Pollan covers four plants, Apples, Tulips, Marijuana, and Potatoes. His first chapter on apples, disabused me of all my notions about Johnny Appleseed. I had read Anna Pavord's book THE TULIP, so the tulip section of Pollan's book was the least interesting for me, although he added some interesting anecdotal information.
The best section of this book as far as I am concerned is the chapter on Marijuana. My husband is a substance abuse counselor and I recommended the chapter to him.
Read more ›
Comment | 
Was this review helpful to you?
22 of 22 people found the following review helpful
5.0 out of 5 stars Soft-spoken, but packs a punch September 22, 2001
Format:Hardcover
Pollan makes the rather striking point in the Introduction that we and our domesticated plants are involved in a coevolutionary relationship. We use them and they in turn use us. The bumblebee thinks that he is the "subject in the garden and the bloom he's plundering for its drop of nectar" is the object. "But we know that this is just a failure of his imagination. The truth of the matter is that the flower has cleverly manipulated the bee into hauling its pollen from blossom to blossom." (p. xiv)
And so it is with us. There is no subject and no object. The grammar is all wrong. We plant and disperse the apple, thinking we act from our volition, yet from the apple's point of view, it has enticed us through its bribe of sweetness to further its propagation. It has played upon our desire. The same can be said of every other plant "domesticated" by humans. As Pollan points out, from a larger point of view our farms and gardens are just another part of the "wild" environment. And we, too, are part of that environment--increasingly a most significant part. The plants, and of course the cows, the ants, the roaches, the dogs and the cats, adjust to the environment, or they don't. The ones that do will flourish. Those that don't, the mighty oak, perhaps, the hard wood trees of equatorial jungles, the tigers and the condor, that cannot, will go the way of the dodo.
This idea is not original with Pollan, of course, but nowhere have I seen it presented so convincingly. In a sense we are not the doer, we are the done. Pollan illustrates his thesis in four chapters on the apple, the tulip, cannabis, and the potato.
In the chapter on tulips and the tulip mania we learn that we are probably hard-wired to love flowers. Why? Because "the presence of flowers...
Read more ›
Comment | 
Was this review helpful to you?
Most Recent Customer Reviews
Search Customer Reviews
Search these reviews only
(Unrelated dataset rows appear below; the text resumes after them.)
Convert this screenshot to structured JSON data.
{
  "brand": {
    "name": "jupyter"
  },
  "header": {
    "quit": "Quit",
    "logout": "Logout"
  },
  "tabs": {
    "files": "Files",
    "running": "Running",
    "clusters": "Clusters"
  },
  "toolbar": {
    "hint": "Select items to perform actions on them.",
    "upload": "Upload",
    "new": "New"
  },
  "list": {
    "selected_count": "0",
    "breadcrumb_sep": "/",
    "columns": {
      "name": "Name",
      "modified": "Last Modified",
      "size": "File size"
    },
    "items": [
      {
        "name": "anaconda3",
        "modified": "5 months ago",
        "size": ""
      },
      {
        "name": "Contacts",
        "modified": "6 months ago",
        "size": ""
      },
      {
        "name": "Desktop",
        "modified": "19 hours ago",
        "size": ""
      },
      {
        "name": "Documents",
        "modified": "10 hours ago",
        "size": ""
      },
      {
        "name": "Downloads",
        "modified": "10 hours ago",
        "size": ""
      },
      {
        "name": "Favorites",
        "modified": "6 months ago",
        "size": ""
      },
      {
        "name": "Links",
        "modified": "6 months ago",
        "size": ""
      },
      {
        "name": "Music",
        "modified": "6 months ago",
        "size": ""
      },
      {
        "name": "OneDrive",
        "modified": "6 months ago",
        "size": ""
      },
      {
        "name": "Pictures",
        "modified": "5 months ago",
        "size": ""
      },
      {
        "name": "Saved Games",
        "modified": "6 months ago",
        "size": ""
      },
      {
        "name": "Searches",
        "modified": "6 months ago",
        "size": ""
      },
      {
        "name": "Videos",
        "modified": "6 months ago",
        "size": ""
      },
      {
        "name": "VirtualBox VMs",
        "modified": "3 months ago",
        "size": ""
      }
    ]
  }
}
More About the Author

Michael Pollan is the author of five books: Second Nature, A Place of My Own, The Botany of Desire, which received the Borders Original Voices Award for the best nonfiction work of 2001 and was recognized as a best book of the year by the American Booksellers Association and Amazon, and the national bestsellers, The Omnivore's Dilemma, and In Defense of Food. A longtime contributing writer to The New York Times Magazine, Pollan is also the Knight Professor of Journalism at UC Berkeley. His writing on food and agriculture has won numerous awards, including the Reuters/World Conservation Union Global Award in Environmental Journalism, the James Beard Award, and the Genesis Award from the American Humane Association.

Amazon Author Rankbeta 

(What's this?)

What Other Items Do Customers Buy After Viewing This Item?


Forums

There are no discussions about this product yet.
Be the first to discuss this product with the community.
Start a new discussion
Topic:
First post:
Prompts for sign-in
 


Look for Similar Items by Category